Antibody production is an important feature of the vertebrate immune system. Antibodies neutralize and clear pathogens, thereby protecting against infectious diseases. Such humoral immunity has great longevity, often persisting for the host's lifetime. Long-lived humoral immunity depends on help provided by CD4(+) T cells, namely T follicular helper (TFH) cells, which support the differentiation of antigen-specific B cells into memory and plasma cells.
Naturally occurring T regulatory cells targeting epitopes derived from various heat shock proteins escape thymic negative selection and can be activated by vaccination with heat shock proteins; hence, vaccination with such proteins has exerted favorable effects on rodent models of autoimmune disorders.
Inflammation is pivotal in atherosclerosis. M-CSF regulates macrophage growth and differentiation and plays a role in atherogenesis. C-reactive protein (CRP), a cardiovascular risk marker, may promote atherogenesis. However, the effects of CRP on M-CSF release and subsequent macrophage proliferation have not been examined previously. Human aortic endothelial cells (HAEC) were incubated with boiled CRP or native CRP 12.5, 25, and 50 microg/mL for 12-15 h, and M-CSF release was examined by flow cytometry and ELISA.

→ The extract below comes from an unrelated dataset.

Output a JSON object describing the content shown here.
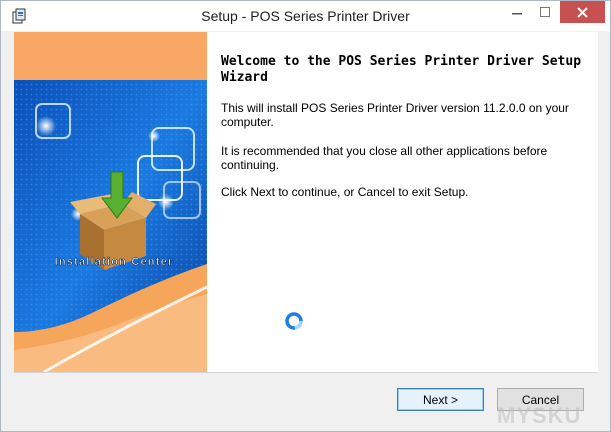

It is known that vitamin A and its metabolite, retinoic acid (RA), are essential for host defense. However, the mechanisms for how RA controls inflammation are incompletely understood. The findings presented in this study show that RA signaling occurs concurrent with the development of inflammation. In models of vaccination and allogeneic graft rejection, whole body imaging reveals that RA signaling is temporally and spatially restricted to the site of inflammation.
Galectin-1 (Gal-1) is one of 15 evolutionarily conserved ß-galactoside-binding proteins that display biologically-diverse activities in pathogenesis of inflammation and cancer. Gal-1 is variably expressed on immune cells and endothelial cells, though is commonly found and secreted at high levels in cancer cells. It induces apoptosis in effector T cells through homodimeric binding of N-acetyllactosamines on membrane glycoproteins (Gal-1 ligands).
Journal of Interferon & Cytokine Research: The Official Journal of the International Society for Interferon and Cytokine Research
Several lines of evidence strongly implicate type I interferons (IFN-α and β) and IFN-signaling in the pathogenesis of certain autoimmune inflammatory diseases. Accordingly, genome-wide association studies have identified polymorphisms in the type I IFN-signaling pathways. Other studies also indicate that a feed-forward loop of type I IFN production, which involves sensing of cytoplasmic nucleic acids by sensors, contributes to the development of immunopathology.
Biotechnic & Histochemistry: Official Publication of the Biological Stain Commission
The immune system has been reported to suppress the development and progression of neoplastic lesions; however, the exact mechanisms by which neoplastic lesions and the immune system interact are not well understood. Within the last decade, tiny membrane bound particles, approximately 30-100 nm in diameter, have been observed in the blood and other body fluids. These particles, currently called exosomes, are released from many types of tissues including tumors, and they contain and carry many proteins, and mRNAs and microRNA species.
Clostridium difficile is an anaerobic bacterium that has re-emerged as a facultative pathogen and can cause nosocomial diarrhea, colitis or even death. Peroxisome proliferator-activated receptor (PPAR) γ has been implicated in the prevention of inflammation in autoimmune and infectious diseases; however, its role in the immunoregulatory mechanisms modulating host responses to C. difficile and its toxins remains largely unknown. To characterize the role of PPARγ in C. difficile-associated disease (CDAD), immunity and gut pathology, we used a mouse model of C.
T helper (Th) cells play a major role in the immune response and pathology at the gastric mucosa during Helicobacter pylori infection. There is a limited mechanistic understanding regarding the contributions of CD4+ T cell subsets to gastritis development during H. pylori colonization. We used two computational approaches: ordinary differential equation (ODE)-based and agent-based modeling (ABM) to study the mechanisms underlying cellular immune responses to H. pylori and how CD4+ T cell subsets influenced initiation, progression and outcome of disease.